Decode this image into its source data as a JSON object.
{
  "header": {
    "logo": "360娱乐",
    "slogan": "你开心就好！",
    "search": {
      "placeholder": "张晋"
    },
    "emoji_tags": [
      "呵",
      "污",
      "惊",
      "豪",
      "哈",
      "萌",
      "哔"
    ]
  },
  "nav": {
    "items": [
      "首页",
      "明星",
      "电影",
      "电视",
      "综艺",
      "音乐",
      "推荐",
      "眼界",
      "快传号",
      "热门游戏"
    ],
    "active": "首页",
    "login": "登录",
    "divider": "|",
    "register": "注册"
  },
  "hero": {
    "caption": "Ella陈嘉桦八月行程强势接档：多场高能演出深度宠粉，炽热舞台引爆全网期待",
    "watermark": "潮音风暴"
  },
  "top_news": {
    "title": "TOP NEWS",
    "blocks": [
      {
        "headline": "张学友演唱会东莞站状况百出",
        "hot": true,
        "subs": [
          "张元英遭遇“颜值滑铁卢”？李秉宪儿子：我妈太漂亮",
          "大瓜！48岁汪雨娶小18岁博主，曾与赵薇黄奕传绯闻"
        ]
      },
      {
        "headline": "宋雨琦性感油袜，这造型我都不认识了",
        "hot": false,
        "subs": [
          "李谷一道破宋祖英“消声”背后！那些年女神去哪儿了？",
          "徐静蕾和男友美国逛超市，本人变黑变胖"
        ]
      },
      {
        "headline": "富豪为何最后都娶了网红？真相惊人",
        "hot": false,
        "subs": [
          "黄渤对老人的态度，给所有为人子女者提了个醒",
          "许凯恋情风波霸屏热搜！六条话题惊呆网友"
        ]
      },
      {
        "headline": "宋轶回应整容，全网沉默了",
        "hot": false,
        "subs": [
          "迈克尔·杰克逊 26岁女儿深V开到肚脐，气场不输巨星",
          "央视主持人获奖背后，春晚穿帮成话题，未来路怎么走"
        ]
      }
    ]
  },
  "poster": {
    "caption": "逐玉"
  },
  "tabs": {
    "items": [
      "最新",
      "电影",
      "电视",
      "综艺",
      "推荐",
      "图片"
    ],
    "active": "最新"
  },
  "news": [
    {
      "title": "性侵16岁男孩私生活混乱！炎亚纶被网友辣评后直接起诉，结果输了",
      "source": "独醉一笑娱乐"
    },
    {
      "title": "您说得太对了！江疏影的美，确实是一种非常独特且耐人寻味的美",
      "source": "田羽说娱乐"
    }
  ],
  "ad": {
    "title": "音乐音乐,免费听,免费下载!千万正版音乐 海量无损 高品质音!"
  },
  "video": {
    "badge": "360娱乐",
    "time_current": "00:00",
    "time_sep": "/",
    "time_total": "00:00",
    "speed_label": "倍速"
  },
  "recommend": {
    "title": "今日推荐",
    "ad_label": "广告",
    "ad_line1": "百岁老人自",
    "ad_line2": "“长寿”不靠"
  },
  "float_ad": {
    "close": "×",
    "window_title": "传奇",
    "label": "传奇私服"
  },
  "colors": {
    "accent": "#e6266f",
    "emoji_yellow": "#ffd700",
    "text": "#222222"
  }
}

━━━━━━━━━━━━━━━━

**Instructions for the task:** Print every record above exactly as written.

**Response below:**
Decode this image into its source data as a JSON object.
{
  "header": {
    "logo": "360娱乐",
    "slogan": "你开心就好！",
    "search": {
      "placeholder": "张晋"
    },
    "emoji_tags": [
      "呵",
      "污",
      "惊",
      "豪",
      "哈",
      "萌",
      "哔"
    ]
  },
  "nav": {
    "items": [
      "首页",
      "明星",
      "电影",
      "电视",
      "综艺",
      "音乐",
      "推荐",
      "眼界",
      "快传号",
      "热门游戏"
    ],
    "active": "首页",
    "login": "登录",
    "divider": "|",
    "register": "注册"
  },
  "hero": {
    "caption": "Ella陈嘉桦八月行程强势接档：多场高能演出深度宠粉，炽热舞台引爆全网期待",
    "watermark": "潮音风暴"
  },
  "top_news": {
    "title": "TOP NEWS",
    "blocks": [
      {
        "headline": "张学友演唱会东莞站状况百出",
        "hot": true,
        "subs": [
          "张元英遭遇“颜值滑铁卢”？李秉宪儿子：我妈太漂亮",
          "大瓜！48岁汪雨娶小18岁博主，曾与赵薇黄奕传绯闻"
        ]
      },
      {
        "headline": "宋雨琦性感油袜，这造型我都不认识了",
        "hot": false,
        "subs": [
          "李谷一道破宋祖英“消声”背后！那些年女神去哪儿了？",
          "徐静蕾和男友美国逛超市，本人变黑变胖"
        ]
      },
      {
        "headline": "富豪为何最后都娶了网红？真相惊人",
        "hot": false,
        "subs": [
          "黄渤对老人的态度，给所有为人子女者提了个醒",
          "许凯恋情风波霸屏热搜！六条话题惊呆网友"
        ]
      },
      {
        "headline": "宋轶回应整容，全网沉默了",
        "hot": false,
        "subs": [
          "迈克尔·杰克逊 26岁女儿深V开到肚脐，气场不输巨星",
          "央视主持人获奖背后，春晚穿帮成话题，未来路怎么走"
        ]
      }
    ]
  },
  "poster": {
    "caption": "逐玉"
  },
  "tabs": {
    "items": [
      "最新",
      "电影",
      "电视",
      "综艺",
      "推荐",
      "图片"
    ],
    "active": "最新"
  },
  "news": [
    {
      "title": "性侵16岁男孩私生活混乱！炎亚纶被网友辣评后直接起诉，结果输了",
      "source": "独醉一笑娱乐"
    },
    {
      "title": "您说得太对了！江疏影的美，确实是一种非常独特且耐人寻味的美",
      "source": "田羽说娱乐"
    }
  ],
  "ad": {
    "title": "音乐音乐,免费听,免费下载!千万正版音乐 海量无损 高品质音!"
  },
  "video": {
    "badge": "360娱乐",
    "time_current": "00:00",
    "time_sep": "/",
    "time_total": "00:00",
    "speed_label": "倍速"
  },
  "recommend": {
    "title": "今日推荐",
    "ad_label": "广告",
    "ad_line1": "百岁老人自",
    "ad_line2": "“长寿”不靠"
  },
  "float_ad": {
    "close": "×",
    "window_title": "传奇",
    "label": "传奇私服"
  },
  "colors": {
    "accent": "#e6266f",
    "emoji_yellow": "#ffd700",
    "text": "#222222"
  }
}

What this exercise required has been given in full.